MATERIAL FOR THIS TASK section start

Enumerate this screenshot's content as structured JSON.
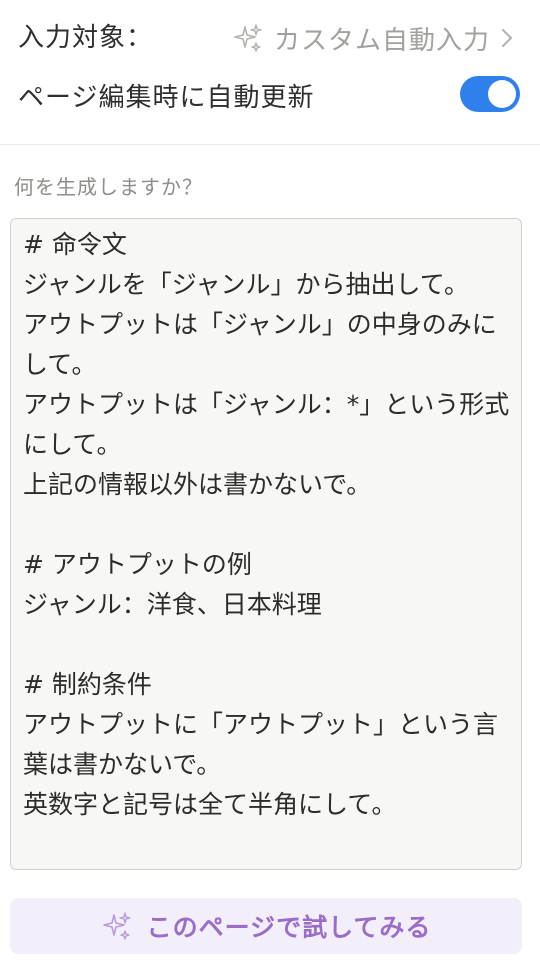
{
  "input_target": {
    "label": "入力対象：",
    "value": "カスタム自動入力",
    "icon": "sparkle-icon"
  },
  "auto_update": {
    "label": "ページ編集時に自動更新",
    "enabled": true,
    "color": "#2f80ed"
  },
  "prompt": {
    "label": "何を生成しますか？",
    "text": "# 命令文\nジャンルを「ジャンル」から抽出して。\nアウトプットは「ジャンル」の中身のみにして。\nアウトプットは「ジャンル：*」という形式にして。\n上記の情報以外は書かないで。\n\n# アウトプットの例\nジャンル：洋食、日本料理\n\n# 制約条件\nアウトプットに「アウトプット」という言葉は書かないで。\n英数字と記号は全て半角にして。"
  },
  "try_button": {
    "label": "このページで試してみる",
    "icon": "sparkle-icon",
    "color": "#9a6dc9"
  }
}
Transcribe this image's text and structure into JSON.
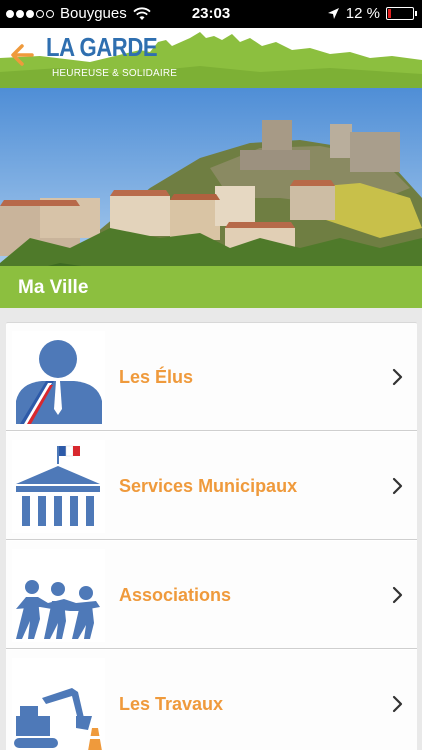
{
  "status_bar": {
    "carrier": "Bouygues",
    "time": "23:03",
    "battery": "12 %",
    "battery_level": 0.12,
    "signal_bars": 3
  },
  "header": {
    "logo_title": "LA GARDE",
    "logo_subtitle": "HEUREUSE & SOLIDAIRE",
    "back_icon": "arrow-left-icon",
    "accent_color": "#ef9a3c",
    "green_color": "#8cbf3f",
    "blue_color": "#2f6fb0"
  },
  "hero": {
    "title": "Ma Ville"
  },
  "menu": {
    "items": [
      {
        "label": "Les Élus",
        "icon": "elected-official-icon"
      },
      {
        "label": "Services Municipaux",
        "icon": "town-hall-icon"
      },
      {
        "label": "Associations",
        "icon": "people-group-icon"
      },
      {
        "label": "Les Travaux",
        "icon": "excavator-icon"
      }
    ]
  }
}
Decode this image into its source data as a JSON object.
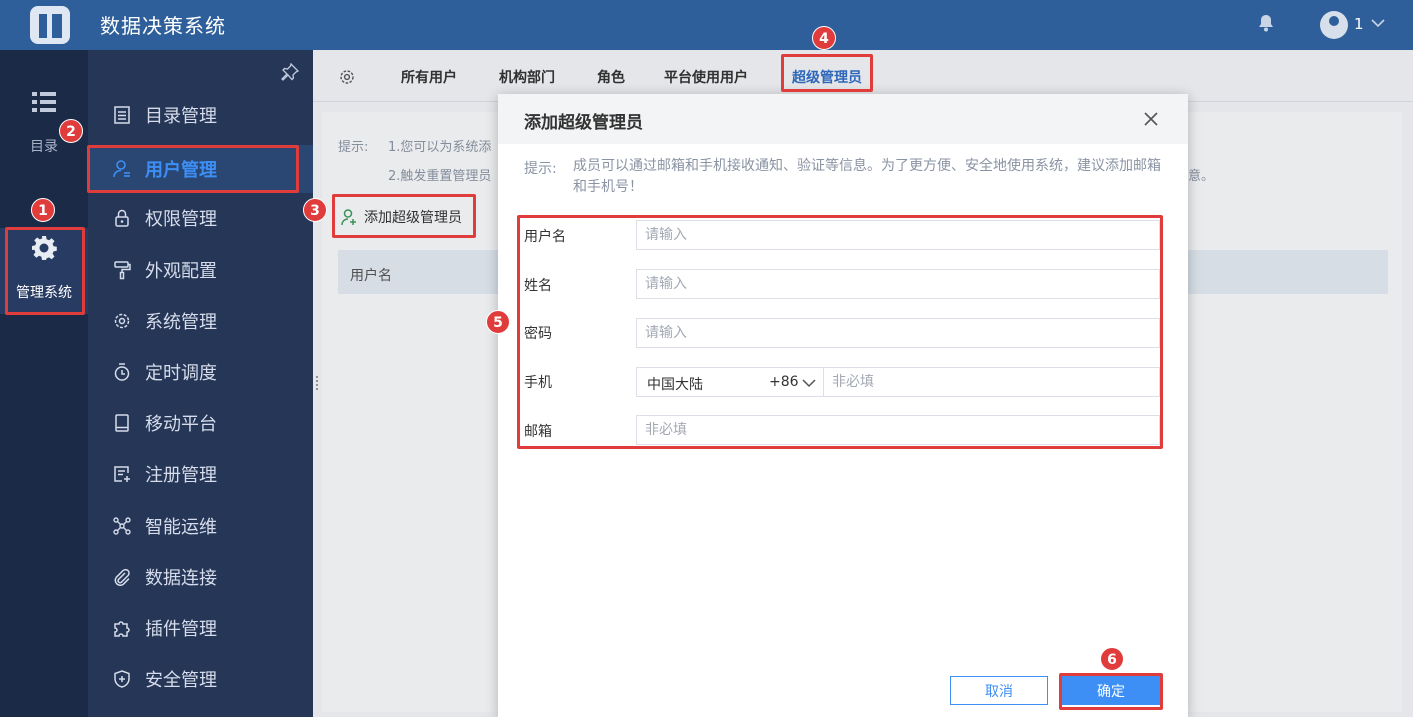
{
  "header": {
    "app_title": "数据决策系统",
    "user_name": "1"
  },
  "rail": {
    "items": [
      {
        "label": "目录",
        "icon": "list-icon"
      },
      {
        "label": "管理系统",
        "icon": "gear-icon",
        "active": true
      }
    ]
  },
  "nav": {
    "items": [
      {
        "label": "目录管理",
        "icon": "directory-icon"
      },
      {
        "label": "用户管理",
        "icon": "user-icon",
        "active": true
      },
      {
        "label": "权限管理",
        "icon": "lock-icon"
      },
      {
        "label": "外观配置",
        "icon": "paint-roller-icon"
      },
      {
        "label": "系统管理",
        "icon": "gear-icon"
      },
      {
        "label": "定时调度",
        "icon": "stopwatch-icon"
      },
      {
        "label": "移动平台",
        "icon": "tablet-icon"
      },
      {
        "label": "注册管理",
        "icon": "register-icon"
      },
      {
        "label": "智能运维",
        "icon": "network-icon"
      },
      {
        "label": "数据连接",
        "icon": "paperclip-icon"
      },
      {
        "label": "插件管理",
        "icon": "puzzle-icon"
      },
      {
        "label": "安全管理",
        "icon": "shield-icon"
      }
    ]
  },
  "tabs": [
    {
      "label": "所有用户"
    },
    {
      "label": "机构部门"
    },
    {
      "label": "角色"
    },
    {
      "label": "平台使用用户"
    },
    {
      "label": "超级管理员",
      "active": true
    }
  ],
  "page": {
    "tip_label": "提示:",
    "tip_line1": "1.您可以为系统添",
    "tip_line2": "2.触发重置管理员",
    "tip_tail": "意。",
    "add_button": "添加超级管理员",
    "table_header_username": "用户名"
  },
  "dialog": {
    "title": "添加超级管理员",
    "tip_label": "提示:",
    "tip_text": "成员可以通过邮箱和手机接收通知、验证等信息。为了更方便、安全地使用系统，建议添加邮箱和手机号！",
    "fields": {
      "username_label": "用户名",
      "username_placeholder": "请输入",
      "realname_label": "姓名",
      "realname_placeholder": "请输入",
      "password_label": "密码",
      "password_placeholder": "请输入",
      "phone_label": "手机",
      "phone_region": "中国大陆",
      "phone_code": "+86",
      "phone_placeholder": "非必填",
      "email_label": "邮箱",
      "email_placeholder": "非必填"
    },
    "cancel_label": "取消",
    "confirm_label": "确定"
  },
  "annotations": {
    "badges": [
      "1",
      "2",
      "3",
      "4",
      "5",
      "6"
    ],
    "color": "#e03c3c"
  },
  "colors": {
    "topbar": "#2f5f9a",
    "sidebar": "#253656",
    "rail": "#1b2a47",
    "accent": "#3d8ff5"
  }
}
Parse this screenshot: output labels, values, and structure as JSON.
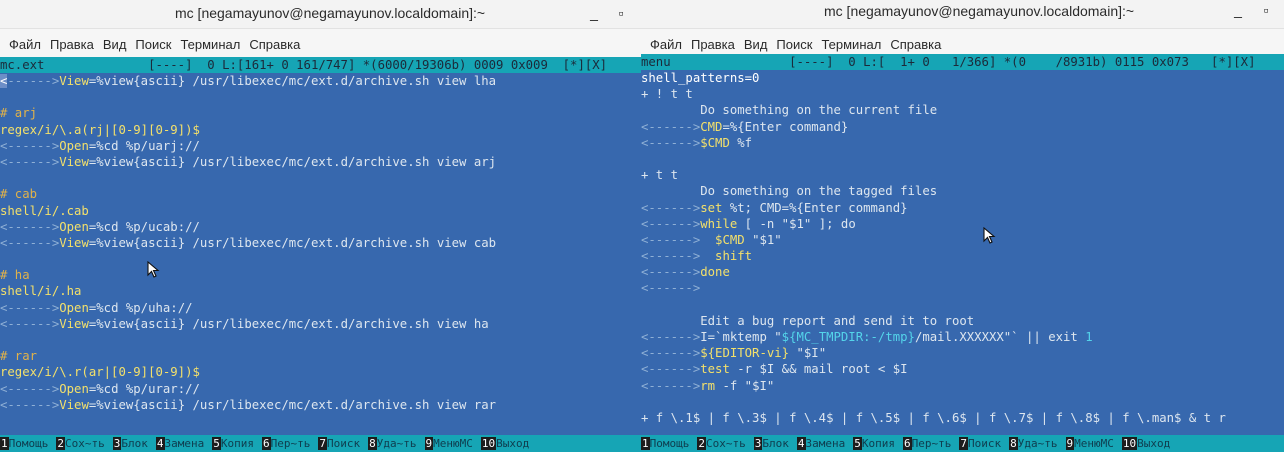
{
  "left": {
    "title": "mc [negamayunov@negamayunov.localdomain]:~",
    "btn_min": "_",
    "btn_max": "▫",
    "menu": [
      "Файл",
      "Правка",
      "Вид",
      "Поиск",
      "Терминал",
      "Справка"
    ],
    "status": "mc.ext              [----]  0 L:[161+ 0 161/747] *(6000/19306b) 0009 0x009  [*][X]",
    "lines": [
      [
        [
          "<",
          "sel"
        ],
        [
          "------>",
          "dim"
        ],
        [
          "View",
          "key"
        ],
        [
          "=%view{ascii} /usr/libexec/mc/ext.d/archive.sh view lha",
          "txt"
        ]
      ],
      [
        [
          "",
          "txt"
        ]
      ],
      [
        [
          "# arj",
          "cmt"
        ]
      ],
      [
        [
          "regex/i/\\.a(rj|[0-9][0-9])$",
          "key"
        ]
      ],
      [
        [
          "<------>",
          "dim"
        ],
        [
          "Open",
          "key"
        ],
        [
          "=%cd %p/uarj://",
          "txt"
        ]
      ],
      [
        [
          "<------>",
          "dim"
        ],
        [
          "View",
          "key"
        ],
        [
          "=%view{ascii} /usr/libexec/mc/ext.d/archive.sh view arj",
          "txt"
        ]
      ],
      [
        [
          "",
          "txt"
        ]
      ],
      [
        [
          "# cab",
          "cmt"
        ]
      ],
      [
        [
          "shell/i/.cab",
          "key"
        ]
      ],
      [
        [
          "<------>",
          "dim"
        ],
        [
          "Open",
          "key"
        ],
        [
          "=%cd %p/ucab://",
          "txt"
        ]
      ],
      [
        [
          "<------>",
          "dim"
        ],
        [
          "View",
          "key"
        ],
        [
          "=%view{ascii} /usr/libexec/mc/ext.d/archive.sh view cab",
          "txt"
        ]
      ],
      [
        [
          "",
          "txt"
        ]
      ],
      [
        [
          "# ha",
          "cmt"
        ]
      ],
      [
        [
          "shell/i/.ha",
          "key"
        ]
      ],
      [
        [
          "<------>",
          "dim"
        ],
        [
          "Open",
          "key"
        ],
        [
          "=%cd %p/uha://",
          "txt"
        ]
      ],
      [
        [
          "<------>",
          "dim"
        ],
        [
          "View",
          "key"
        ],
        [
          "=%view{ascii} /usr/libexec/mc/ext.d/archive.sh view ha",
          "txt"
        ]
      ],
      [
        [
          "",
          "txt"
        ]
      ],
      [
        [
          "# rar",
          "cmt"
        ]
      ],
      [
        [
          "regex/i/\\.r(ar|[0-9][0-9])$",
          "key"
        ]
      ],
      [
        [
          "<------>",
          "dim"
        ],
        [
          "Open",
          "key"
        ],
        [
          "=%cd %p/urar://",
          "txt"
        ]
      ],
      [
        [
          "<------>",
          "dim"
        ],
        [
          "View",
          "key"
        ],
        [
          "=%view{ascii} /usr/libexec/mc/ext.d/archive.sh view rar",
          "txt"
        ]
      ]
    ],
    "fkeys": [
      {
        "n": "1",
        "l": "Помощь"
      },
      {
        "n": "2",
        "l": "Сох~ть"
      },
      {
        "n": "3",
        "l": "Блок"
      },
      {
        "n": "4",
        "l": "Замена"
      },
      {
        "n": "5",
        "l": "Копия"
      },
      {
        "n": "6",
        "l": "Пер~ть"
      },
      {
        "n": "7",
        "l": "Поиск"
      },
      {
        "n": "8",
        "l": "Уда~ть"
      },
      {
        "n": "9",
        "l": "МенюМС"
      },
      {
        "n": "10",
        "l": "Выход"
      }
    ]
  },
  "right": {
    "title": "mc [negamayunov@negamayunov.localdomain]:~",
    "btn_min": "_",
    "btn_max": "▫",
    "menu": [
      "Файл",
      "Правка",
      "Вид",
      "Поиск",
      "Терминал",
      "Справка"
    ],
    "status": "menu                [----]  0 L:[  1+ 0   1/366] *(0    /8931b) 0115 0x073   [*][X]",
    "lines": [
      [
        [
          "shell_patterns=0",
          "white"
        ]
      ],
      [
        [
          "+ ! t t",
          "txt"
        ]
      ],
      [
        [
          "        Do something on the current file",
          "txt"
        ]
      ],
      [
        [
          "<------>",
          "dim"
        ],
        [
          "CMD",
          "key"
        ],
        [
          "=%{Enter command}",
          "txt"
        ]
      ],
      [
        [
          "<------>",
          "dim"
        ],
        [
          "$CMD",
          "key"
        ],
        [
          " %f",
          "txt"
        ]
      ],
      [
        [
          "",
          "txt"
        ]
      ],
      [
        [
          "+ t t",
          "txt"
        ]
      ],
      [
        [
          "        Do something on the tagged files",
          "txt"
        ]
      ],
      [
        [
          "<------>",
          "dim"
        ],
        [
          "set",
          "key"
        ],
        [
          " %t; CMD=%{Enter command}",
          "txt"
        ]
      ],
      [
        [
          "<------>",
          "dim"
        ],
        [
          "while",
          "key"
        ],
        [
          " [ -n \"$1\" ]; do",
          "txt"
        ]
      ],
      [
        [
          "<------>  ",
          "dim"
        ],
        [
          "$CMD",
          "key"
        ],
        [
          " \"$1\"",
          "txt"
        ]
      ],
      [
        [
          "<------>  ",
          "dim"
        ],
        [
          "shift",
          "key"
        ]
      ],
      [
        [
          "<------>",
          "dim"
        ],
        [
          "done",
          "key"
        ]
      ],
      [
        [
          "<------>",
          "dim"
        ]
      ],
      [
        [
          "",
          "txt"
        ]
      ],
      [
        [
          "        Edit a bug report and send it to root",
          "txt"
        ]
      ],
      [
        [
          "<------>",
          "dim"
        ],
        [
          "I=`mktemp \"",
          "txt"
        ],
        [
          "${MC_TMPDIR:-/tmp}",
          "cyan"
        ],
        [
          "/mail.XXXXXX\"` || exit ",
          "txt"
        ],
        [
          "1",
          "cyan"
        ]
      ],
      [
        [
          "<------>",
          "dim"
        ],
        [
          "${EDITOR-vi}",
          "key"
        ],
        [
          " \"$I\"",
          "txt"
        ]
      ],
      [
        [
          "<------>",
          "dim"
        ],
        [
          "test",
          "key"
        ],
        [
          " -r $I && mail root < $I",
          "txt"
        ]
      ],
      [
        [
          "<------>",
          "dim"
        ],
        [
          "rm",
          "key"
        ],
        [
          " -f \"$I\"",
          "txt"
        ]
      ],
      [
        [
          "",
          "txt"
        ]
      ],
      [
        [
          "+ f \\.1$ | f \\.3$ | f \\.4$ | f \\.5$ | f \\.6$ | f \\.7$ | f \\.8$ | f \\.man$ & t r",
          "txt"
        ]
      ]
    ],
    "fkeys": [
      {
        "n": "1",
        "l": "Помощь"
      },
      {
        "n": "2",
        "l": "Сох~ть"
      },
      {
        "n": "3",
        "l": "Блок"
      },
      {
        "n": "4",
        "l": "Замена"
      },
      {
        "n": "5",
        "l": "Копия"
      },
      {
        "n": "6",
        "l": "Пер~ть"
      },
      {
        "n": "7",
        "l": "Поиск"
      },
      {
        "n": "8",
        "l": "Уда~ть"
      },
      {
        "n": "9",
        "l": "МенюМС"
      },
      {
        "n": "10",
        "l": "Выход"
      }
    ]
  }
}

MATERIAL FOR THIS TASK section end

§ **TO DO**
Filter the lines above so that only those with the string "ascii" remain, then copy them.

§ **ANSWER FOR THIS EXERCISE**
          "=%view{ascii} /usr/libexec/mc/ext.d/archive.sh view lha",
          "=%view{ascii} /usr/libexec/mc/ext.d/archive.sh view arj",
          "=%view{ascii} /usr/libexec/mc/ext.d/archive.sh view cab",
          "=%view{ascii} /usr/libexec/mc/ext.d/archive.sh view ha",
          "=%view{ascii} /usr/libexec/mc/ext.d/archive.sh view rar",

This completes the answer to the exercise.